NAIROBI, Kenya -- Deadly riots broke out in the coastal city of Mombasa on Friday morning after a popular but controversial Muslim cleric was fatally shot in what his followers said they believed was an attack by the security services.
Four people were confirmed dead and seven injured in the unrest, according to the Kenya Red Cross, and a church was set ablaze. The violence unleashed bubbling religious tensions in the wake of the terrorist attack last month on a shopping mall in Nairobi, the Kenyan capital, which left more than 60 people dead and investigators grasping for answers.
The cleric, Sheik Ibrahim Ismail, was killed Thursday night along with three others when their car was sprayed with bullets as they drove along Mombasa's palm-fringed coastal highway. Sheik Ismail's predecessor, Sheik Aboud Rogo Mohammed, a radical cleric, was killed last year in similar circumstances. Sheik Rogo had been linked to the Shabab, the Somali Islamist militant group behind the Nairobi mall attack.
By late Friday morning, after prayer services, Muslim youths were pouring out of the mosque where Sheik Ismail preached, throwing together makeshift furniture barricades in the streets, according to local news reports. Security personnel in helmets and protective vests tried to contain the rioting.
But demonstrators smashed windows, left tires burning in the street and hurled stones at police officers in running street battles, television footage showed. Black smoke rose from the white Salvation Army church.
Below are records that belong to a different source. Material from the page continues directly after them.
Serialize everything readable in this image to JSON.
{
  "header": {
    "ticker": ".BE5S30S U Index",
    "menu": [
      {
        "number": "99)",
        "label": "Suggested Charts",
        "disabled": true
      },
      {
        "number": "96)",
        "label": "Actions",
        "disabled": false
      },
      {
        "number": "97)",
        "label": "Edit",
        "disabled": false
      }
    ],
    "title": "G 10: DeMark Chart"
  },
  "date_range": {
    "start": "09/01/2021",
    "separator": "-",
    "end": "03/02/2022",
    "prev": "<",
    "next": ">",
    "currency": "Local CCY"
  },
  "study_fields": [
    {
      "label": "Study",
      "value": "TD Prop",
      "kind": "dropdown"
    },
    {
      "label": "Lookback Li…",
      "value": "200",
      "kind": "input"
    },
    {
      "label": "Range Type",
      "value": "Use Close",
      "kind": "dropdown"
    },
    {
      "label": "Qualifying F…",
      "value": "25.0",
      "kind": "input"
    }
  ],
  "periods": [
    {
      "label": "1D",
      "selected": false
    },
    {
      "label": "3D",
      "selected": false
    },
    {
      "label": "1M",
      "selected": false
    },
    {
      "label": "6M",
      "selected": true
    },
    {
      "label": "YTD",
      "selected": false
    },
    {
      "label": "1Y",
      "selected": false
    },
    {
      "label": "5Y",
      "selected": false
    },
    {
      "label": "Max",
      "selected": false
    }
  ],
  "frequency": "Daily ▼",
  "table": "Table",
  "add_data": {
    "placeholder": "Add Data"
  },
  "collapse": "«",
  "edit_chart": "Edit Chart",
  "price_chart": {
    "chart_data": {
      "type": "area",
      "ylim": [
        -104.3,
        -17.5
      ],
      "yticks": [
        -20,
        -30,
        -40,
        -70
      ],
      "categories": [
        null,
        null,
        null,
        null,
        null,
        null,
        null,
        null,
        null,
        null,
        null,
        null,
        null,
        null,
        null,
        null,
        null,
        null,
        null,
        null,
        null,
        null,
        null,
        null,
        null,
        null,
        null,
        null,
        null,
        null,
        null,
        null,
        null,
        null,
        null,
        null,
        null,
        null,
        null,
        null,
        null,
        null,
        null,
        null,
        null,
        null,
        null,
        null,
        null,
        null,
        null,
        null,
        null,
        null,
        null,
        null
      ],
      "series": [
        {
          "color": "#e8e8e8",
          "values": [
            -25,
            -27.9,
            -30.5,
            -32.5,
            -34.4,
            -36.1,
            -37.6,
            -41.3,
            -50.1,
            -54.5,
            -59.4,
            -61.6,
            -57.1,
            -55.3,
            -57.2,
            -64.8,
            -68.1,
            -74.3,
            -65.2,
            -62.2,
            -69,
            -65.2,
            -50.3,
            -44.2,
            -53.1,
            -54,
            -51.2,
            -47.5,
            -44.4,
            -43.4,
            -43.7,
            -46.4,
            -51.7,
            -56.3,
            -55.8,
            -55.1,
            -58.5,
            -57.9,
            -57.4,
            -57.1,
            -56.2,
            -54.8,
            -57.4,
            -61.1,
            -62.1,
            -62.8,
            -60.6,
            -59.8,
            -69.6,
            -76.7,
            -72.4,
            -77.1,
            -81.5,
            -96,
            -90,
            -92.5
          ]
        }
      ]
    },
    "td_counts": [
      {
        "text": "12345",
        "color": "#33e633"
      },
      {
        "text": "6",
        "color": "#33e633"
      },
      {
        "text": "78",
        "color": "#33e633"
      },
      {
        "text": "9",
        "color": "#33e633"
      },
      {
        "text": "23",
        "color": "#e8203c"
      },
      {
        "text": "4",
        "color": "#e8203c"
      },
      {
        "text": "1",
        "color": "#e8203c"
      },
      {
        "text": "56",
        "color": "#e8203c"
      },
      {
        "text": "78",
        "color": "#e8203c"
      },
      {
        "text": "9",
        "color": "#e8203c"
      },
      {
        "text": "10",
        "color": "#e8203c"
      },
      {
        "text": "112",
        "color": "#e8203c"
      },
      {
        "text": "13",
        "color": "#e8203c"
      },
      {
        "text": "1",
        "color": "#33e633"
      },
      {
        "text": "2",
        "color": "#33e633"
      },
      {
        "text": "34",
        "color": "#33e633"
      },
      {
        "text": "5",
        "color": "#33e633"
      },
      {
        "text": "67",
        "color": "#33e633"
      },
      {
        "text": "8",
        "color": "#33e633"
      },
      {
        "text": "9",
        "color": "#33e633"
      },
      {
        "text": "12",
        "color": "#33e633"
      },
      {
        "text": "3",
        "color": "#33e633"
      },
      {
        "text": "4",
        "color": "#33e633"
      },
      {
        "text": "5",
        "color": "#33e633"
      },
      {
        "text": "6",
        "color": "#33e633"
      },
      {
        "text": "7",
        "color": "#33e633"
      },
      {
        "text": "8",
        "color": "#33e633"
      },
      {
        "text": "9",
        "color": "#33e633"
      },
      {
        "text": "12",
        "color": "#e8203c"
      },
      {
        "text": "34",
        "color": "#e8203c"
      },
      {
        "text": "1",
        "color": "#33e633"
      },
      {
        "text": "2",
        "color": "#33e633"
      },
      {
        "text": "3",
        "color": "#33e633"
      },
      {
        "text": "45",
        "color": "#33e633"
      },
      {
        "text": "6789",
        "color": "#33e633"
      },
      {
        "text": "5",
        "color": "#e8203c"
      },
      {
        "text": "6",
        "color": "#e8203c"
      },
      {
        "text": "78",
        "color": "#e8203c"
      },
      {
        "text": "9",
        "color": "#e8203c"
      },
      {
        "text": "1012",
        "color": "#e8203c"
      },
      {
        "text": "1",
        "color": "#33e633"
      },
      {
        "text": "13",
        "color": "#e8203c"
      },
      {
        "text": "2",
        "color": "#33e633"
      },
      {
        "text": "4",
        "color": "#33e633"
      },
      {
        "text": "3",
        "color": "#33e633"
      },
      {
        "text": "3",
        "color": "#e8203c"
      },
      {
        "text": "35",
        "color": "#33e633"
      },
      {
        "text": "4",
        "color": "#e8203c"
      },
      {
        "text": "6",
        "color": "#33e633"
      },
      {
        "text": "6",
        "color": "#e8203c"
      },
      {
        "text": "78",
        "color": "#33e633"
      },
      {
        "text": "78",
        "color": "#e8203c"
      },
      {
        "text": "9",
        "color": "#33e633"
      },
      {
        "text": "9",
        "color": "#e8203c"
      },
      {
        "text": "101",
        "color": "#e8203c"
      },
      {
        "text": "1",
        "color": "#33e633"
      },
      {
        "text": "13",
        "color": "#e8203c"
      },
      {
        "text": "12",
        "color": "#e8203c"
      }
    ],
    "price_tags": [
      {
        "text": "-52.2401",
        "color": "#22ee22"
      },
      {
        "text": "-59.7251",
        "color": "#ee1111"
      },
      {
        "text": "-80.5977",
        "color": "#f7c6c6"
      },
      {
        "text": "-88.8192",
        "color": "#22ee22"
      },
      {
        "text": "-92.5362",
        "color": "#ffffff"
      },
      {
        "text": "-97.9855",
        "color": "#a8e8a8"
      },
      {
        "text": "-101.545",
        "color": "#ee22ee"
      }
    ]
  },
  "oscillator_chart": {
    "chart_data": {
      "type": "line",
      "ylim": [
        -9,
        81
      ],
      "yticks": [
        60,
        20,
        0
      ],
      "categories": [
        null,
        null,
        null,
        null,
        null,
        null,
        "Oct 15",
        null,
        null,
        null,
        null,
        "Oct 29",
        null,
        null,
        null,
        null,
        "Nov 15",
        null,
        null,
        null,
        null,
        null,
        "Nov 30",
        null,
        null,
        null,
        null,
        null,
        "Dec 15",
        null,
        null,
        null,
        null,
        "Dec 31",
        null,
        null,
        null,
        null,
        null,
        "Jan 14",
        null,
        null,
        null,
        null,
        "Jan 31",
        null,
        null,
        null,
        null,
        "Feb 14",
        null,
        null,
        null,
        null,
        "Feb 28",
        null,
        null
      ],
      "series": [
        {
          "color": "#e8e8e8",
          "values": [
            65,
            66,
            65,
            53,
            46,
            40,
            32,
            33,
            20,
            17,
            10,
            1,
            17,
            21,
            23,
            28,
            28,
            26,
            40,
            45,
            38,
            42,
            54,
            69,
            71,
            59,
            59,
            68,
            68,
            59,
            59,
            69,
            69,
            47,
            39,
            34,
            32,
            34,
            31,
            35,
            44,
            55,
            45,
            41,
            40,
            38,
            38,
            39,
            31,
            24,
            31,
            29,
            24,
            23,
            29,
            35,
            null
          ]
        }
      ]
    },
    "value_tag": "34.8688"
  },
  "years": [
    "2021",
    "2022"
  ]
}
Footage showed several officers huddled behind a tuk-tuk, seeking cover from rioters, some with red-and-white scarves wrapped around their faces.
The situation in the country since the mall attack remains tense. Witnesses have said that one or more of the attackers may have escaped, and fears of a follow-up assault are running high. Muslims, both Somalis from the country's large diaspora and native Kenyans, have been bracing for reprisal attacks.
On Friday, the police said no one had been arrested in the killings of the sheik and the others in the car. "Right now, the area is calm," said a Kenyan police spokeswoman in Nairobi, Zipporah Mboroki. "We are investigating the cause of the shooting."
The Kenyan authorities this week urged calm in the wake of the Nairobi attack, and called particularly for Kenyan Muslims and non-Muslims to stay united. Muslims were among the dead in the attack on the mall, as well as among the rescuers hailed here as heroes. But the attackers allowed some Muslims to leave unharmed, in what may have been in part an attempt to sow dissent.
The Shabab has claimed responsibility for the mall attack, but the identities of the attackers have yet to be determined.
Followers of Sheik Ismail said they believed that the killings were political, and that his death was the beginning of the feared retribution against Muslims after the mall siege.
"The police are killing people while saying it is a war against terrorism; this is a war against Islam," said another radical cleric, Abubaker Shariff Ahmed, according to Agence France-Presse. He called Sheik Ismail's killing an "outright execution."
By midday, schools and businesses had shut down in Mombasa, Kenya's second-largest city and most important port. One foreigner working in Mombasa said he was forced to lock himself and 30 of his employees inside their office as violence raged outside. "Everything closed immediately," said the man, who asked not to be identified for fear of reprisal attacks, "because everyone knows what can happen."
Muslim youths rioted for three days after Sheik Rogo was killed in August 2012. He was suspected of having links to the bombing of the American Embassies in Kenya and Tanzania in 1998, and was also tied to the Shabab in Somalia. His car was riddled with bullets while he was driving in almost the same place where Sheik Ismail was killed.
Nicholas Kulish contributed reporting.
This article originally appeared in The New York Times.